What the exercise asks: Nothing but a number is wanted: the count of lines in the records below that include "artist".

──────────

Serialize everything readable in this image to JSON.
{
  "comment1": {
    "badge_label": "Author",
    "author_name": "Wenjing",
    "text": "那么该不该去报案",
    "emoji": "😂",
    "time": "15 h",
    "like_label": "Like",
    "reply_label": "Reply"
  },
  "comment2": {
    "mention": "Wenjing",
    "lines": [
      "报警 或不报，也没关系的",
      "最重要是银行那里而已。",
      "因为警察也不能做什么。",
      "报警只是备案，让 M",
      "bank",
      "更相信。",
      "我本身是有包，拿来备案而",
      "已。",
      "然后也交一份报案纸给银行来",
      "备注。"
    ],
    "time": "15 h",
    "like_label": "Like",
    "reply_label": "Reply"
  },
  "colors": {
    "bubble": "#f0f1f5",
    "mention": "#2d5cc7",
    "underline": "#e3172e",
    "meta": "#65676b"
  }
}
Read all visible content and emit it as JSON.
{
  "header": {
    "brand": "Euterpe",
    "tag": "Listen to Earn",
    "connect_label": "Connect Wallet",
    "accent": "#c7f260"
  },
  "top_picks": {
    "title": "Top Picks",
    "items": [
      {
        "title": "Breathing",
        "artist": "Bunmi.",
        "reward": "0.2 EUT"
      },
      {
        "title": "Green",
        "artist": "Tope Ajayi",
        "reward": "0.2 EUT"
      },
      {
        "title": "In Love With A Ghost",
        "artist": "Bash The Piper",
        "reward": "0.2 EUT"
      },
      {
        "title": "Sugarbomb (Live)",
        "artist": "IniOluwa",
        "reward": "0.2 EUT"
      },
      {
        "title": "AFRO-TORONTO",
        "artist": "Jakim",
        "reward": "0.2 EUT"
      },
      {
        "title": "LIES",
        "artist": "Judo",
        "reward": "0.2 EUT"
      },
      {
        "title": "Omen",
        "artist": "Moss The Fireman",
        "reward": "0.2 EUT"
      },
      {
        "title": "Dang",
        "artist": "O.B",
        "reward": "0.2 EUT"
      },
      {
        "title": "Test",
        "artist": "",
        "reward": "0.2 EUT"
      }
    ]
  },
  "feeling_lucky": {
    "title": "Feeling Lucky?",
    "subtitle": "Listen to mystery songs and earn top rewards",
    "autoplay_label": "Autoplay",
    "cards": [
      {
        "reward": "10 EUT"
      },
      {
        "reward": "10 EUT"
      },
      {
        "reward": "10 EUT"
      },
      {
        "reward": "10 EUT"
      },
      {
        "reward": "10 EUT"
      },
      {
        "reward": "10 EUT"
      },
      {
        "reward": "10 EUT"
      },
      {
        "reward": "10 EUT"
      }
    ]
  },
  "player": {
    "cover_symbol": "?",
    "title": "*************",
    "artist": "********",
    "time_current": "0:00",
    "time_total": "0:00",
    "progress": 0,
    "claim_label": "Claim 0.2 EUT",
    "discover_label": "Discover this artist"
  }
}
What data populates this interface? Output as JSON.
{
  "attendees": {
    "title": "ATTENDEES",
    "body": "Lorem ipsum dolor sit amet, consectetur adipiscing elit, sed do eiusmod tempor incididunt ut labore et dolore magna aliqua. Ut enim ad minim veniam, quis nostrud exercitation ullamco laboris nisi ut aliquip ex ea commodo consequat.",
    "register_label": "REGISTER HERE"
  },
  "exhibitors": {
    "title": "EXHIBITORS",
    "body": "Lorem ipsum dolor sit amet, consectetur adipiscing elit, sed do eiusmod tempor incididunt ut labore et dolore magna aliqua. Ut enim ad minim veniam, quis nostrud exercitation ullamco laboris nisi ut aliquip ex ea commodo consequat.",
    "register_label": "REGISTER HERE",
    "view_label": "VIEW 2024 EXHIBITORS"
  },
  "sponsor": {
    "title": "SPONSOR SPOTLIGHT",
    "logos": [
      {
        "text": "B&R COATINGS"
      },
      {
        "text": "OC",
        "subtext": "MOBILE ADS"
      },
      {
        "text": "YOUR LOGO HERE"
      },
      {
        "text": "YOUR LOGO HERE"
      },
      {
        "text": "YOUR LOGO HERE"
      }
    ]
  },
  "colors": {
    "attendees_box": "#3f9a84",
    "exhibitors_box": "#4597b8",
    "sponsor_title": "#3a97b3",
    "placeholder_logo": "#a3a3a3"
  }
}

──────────

Task result: 11